DATA RECORDS Start Marker
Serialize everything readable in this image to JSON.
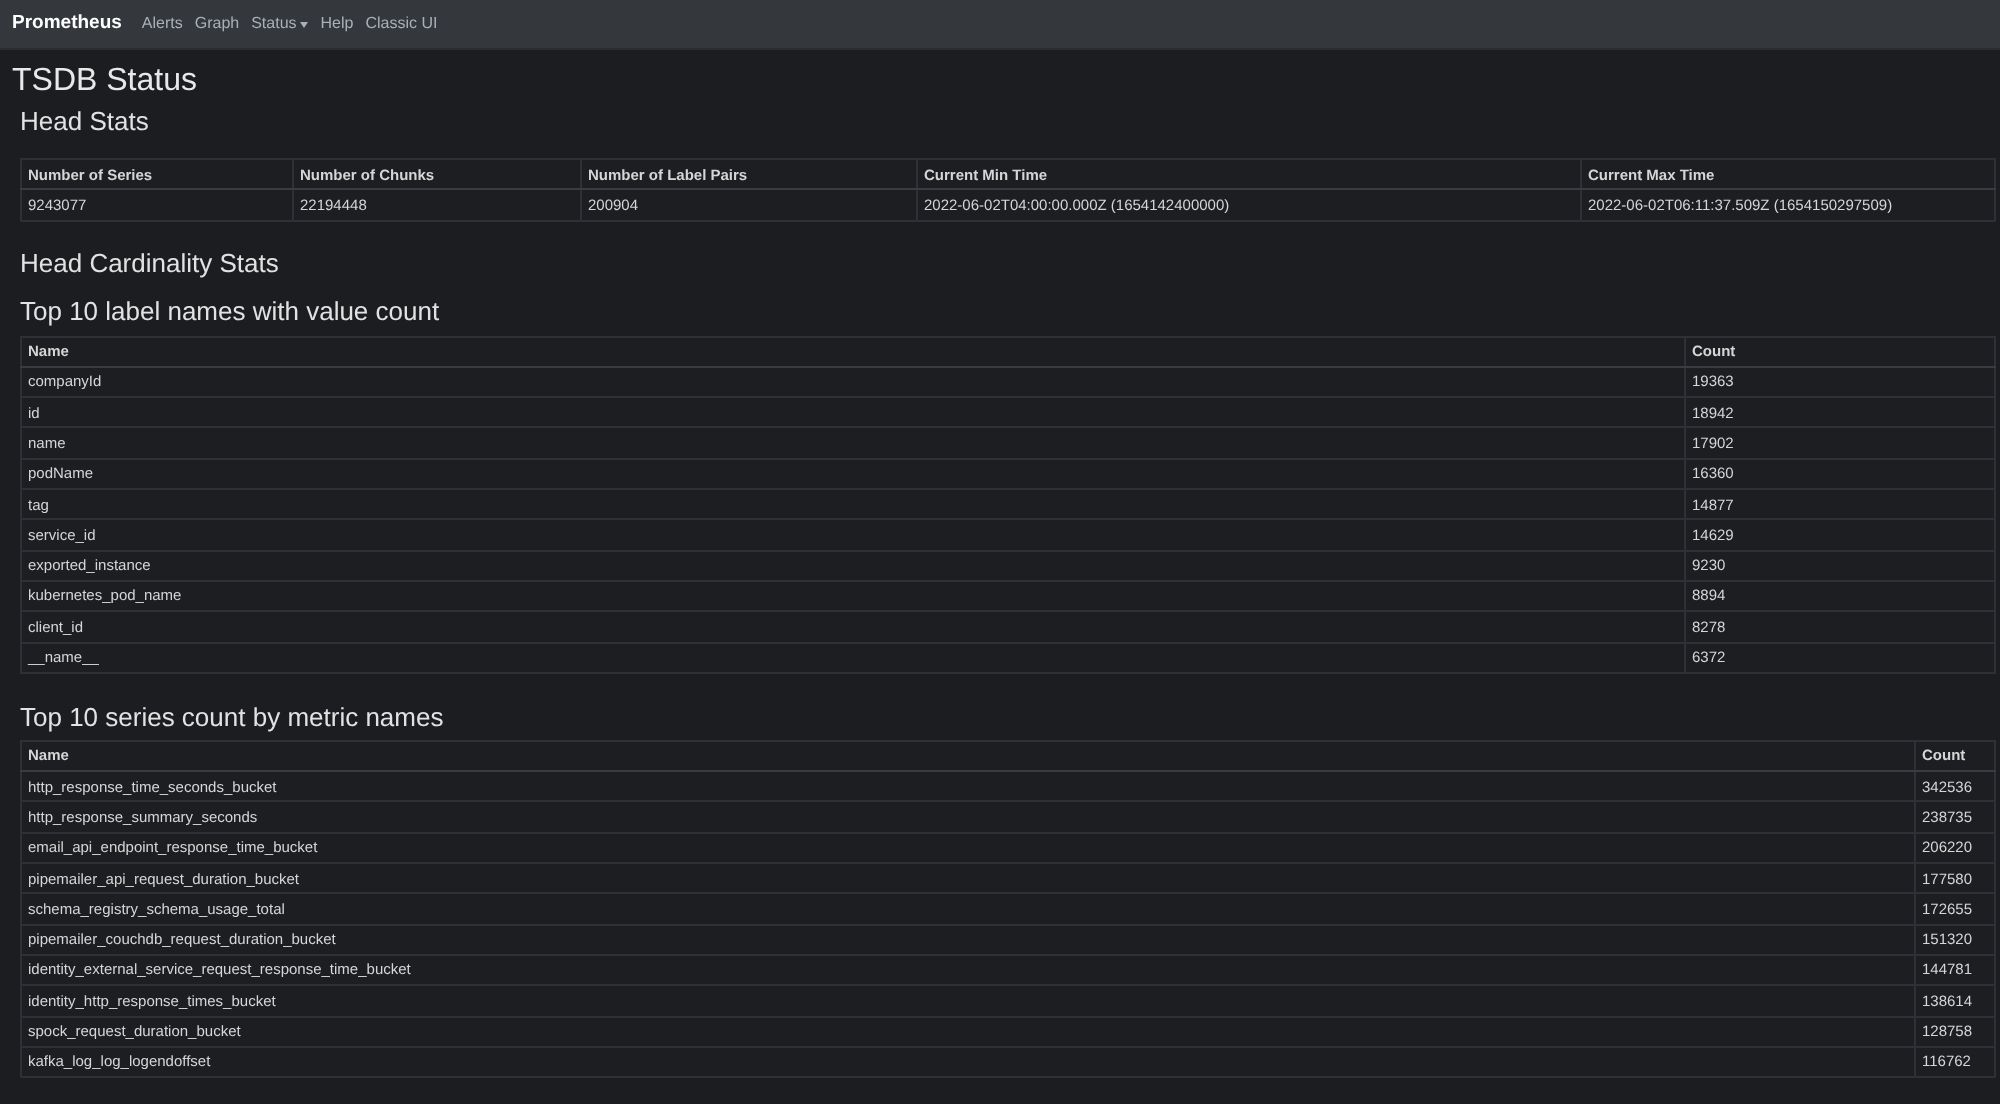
{
  "navbar": {
    "brand": "Prometheus",
    "links": [
      {
        "label": "Alerts",
        "dropdown": false
      },
      {
        "label": "Graph",
        "dropdown": false
      },
      {
        "label": "Status",
        "dropdown": true
      },
      {
        "label": "Help",
        "dropdown": false
      },
      {
        "label": "Classic UI",
        "dropdown": false
      }
    ]
  },
  "title": "TSDB Status",
  "head_stats": {
    "heading": "Head Stats",
    "columns": [
      "Number of Series",
      "Number of Chunks",
      "Number of Label Pairs",
      "Current Min Time",
      "Current Max Time"
    ],
    "rows": [
      [
        "9243077",
        "22194448",
        "200904",
        "2022-06-02T04:00:00.000Z (1654142400000)",
        "2022-06-02T06:11:37.509Z (1654150297509)"
      ]
    ]
  },
  "cardinality_heading": "Head Cardinality Stats",
  "label_names": {
    "heading": "Top 10 label names with value count",
    "columns": [
      "Name",
      "Count"
    ],
    "rows": [
      [
        "companyId",
        "19363"
      ],
      [
        "id",
        "18942"
      ],
      [
        "name",
        "17902"
      ],
      [
        "podName",
        "16360"
      ],
      [
        "tag",
        "14877"
      ],
      [
        "service_id",
        "14629"
      ],
      [
        "exported_instance",
        "9230"
      ],
      [
        "kubernetes_pod_name",
        "8894"
      ],
      [
        "client_id",
        "8278"
      ],
      [
        "__name__",
        "6372"
      ]
    ]
  },
  "metric_names": {
    "heading": "Top 10 series count by metric names",
    "columns": [
      "Name",
      "Count"
    ],
    "rows": [
      [
        "http_response_time_seconds_bucket",
        "342536"
      ],
      [
        "http_response_summary_seconds",
        "238735"
      ],
      [
        "email_api_endpoint_response_time_bucket",
        "206220"
      ],
      [
        "pipemailer_api_request_duration_bucket",
        "177580"
      ],
      [
        "schema_registry_schema_usage_total",
        "172655"
      ],
      [
        "pipemailer_couchdb_request_duration_bucket",
        "151320"
      ],
      [
        "identity_external_service_request_response_time_bucket",
        "144781"
      ],
      [
        "identity_http_response_times_bucket",
        "138614"
      ],
      [
        "spock_request_duration_bucket",
        "128758"
      ],
      [
        "kafka_log_log_logendoffset",
        "116762"
      ]
    ]
  }
}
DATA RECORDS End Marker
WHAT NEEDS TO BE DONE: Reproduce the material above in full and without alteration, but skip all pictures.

TASK RESPONSE:
Serialize everything readable in this image to JSON.
{
  "navbar": {
    "brand": "Prometheus",
    "links": [
      {
        "label": "Alerts",
        "dropdown": false
      },
      {
        "label": "Graph",
        "dropdown": false
      },
      {
        "label": "Status",
        "dropdown": true
      },
      {
        "label": "Help",
        "dropdown": false
      },
      {
        "label": "Classic UI",
        "dropdown": false
      }
    ]
  },
  "title": "TSDB Status",
  "head_stats": {
    "heading": "Head Stats",
    "columns": [
      "Number of Series",
      "Number of Chunks",
      "Number of Label Pairs",
      "Current Min Time",
      "Current Max Time"
    ],
    "rows": [
      [
        "9243077",
        "22194448",
        "200904",
        "2022-06-02T04:00:00.000Z (1654142400000)",
        "2022-06-02T06:11:37.509Z (1654150297509)"
      ]
    ]
  },
  "cardinality_heading": "Head Cardinality Stats",
  "label_names": {
    "heading": "Top 10 label names with value count",
    "columns": [
      "Name",
      "Count"
    ],
    "rows": [
      [
        "companyId",
        "19363"
      ],
      [
        "id",
        "18942"
      ],
      [
        "name",
        "17902"
      ],
      [
        "podName",
        "16360"
      ],
      [
        "tag",
        "14877"
      ],
      [
        "service_id",
        "14629"
      ],
      [
        "exported_instance",
        "9230"
      ],
      [
        "kubernetes_pod_name",
        "8894"
      ],
      [
        "client_id",
        "8278"
      ],
      [
        "__name__",
        "6372"
      ]
    ]
  },
  "metric_names": {
    "heading": "Top 10 series count by metric names",
    "columns": [
      "Name",
      "Count"
    ],
    "rows": [
      [
        "http_response_time_seconds_bucket",
        "342536"
      ],
      [
        "http_response_summary_seconds",
        "238735"
      ],
      [
        "email_api_endpoint_response_time_bucket",
        "206220"
      ],
      [
        "pipemailer_api_request_duration_bucket",
        "177580"
      ],
      [
        "schema_registry_schema_usage_total",
        "172655"
      ],
      [
        "pipemailer_couchdb_request_duration_bucket",
        "151320"
      ],
      [
        "identity_external_service_request_response_time_bucket",
        "144781"
      ],
      [
        "identity_http_response_times_bucket",
        "138614"
      ],
      [
        "spock_request_duration_bucket",
        "128758"
      ],
      [
        "kafka_log_log_logendoffset",
        "116762"
      ]
    ]
  }
}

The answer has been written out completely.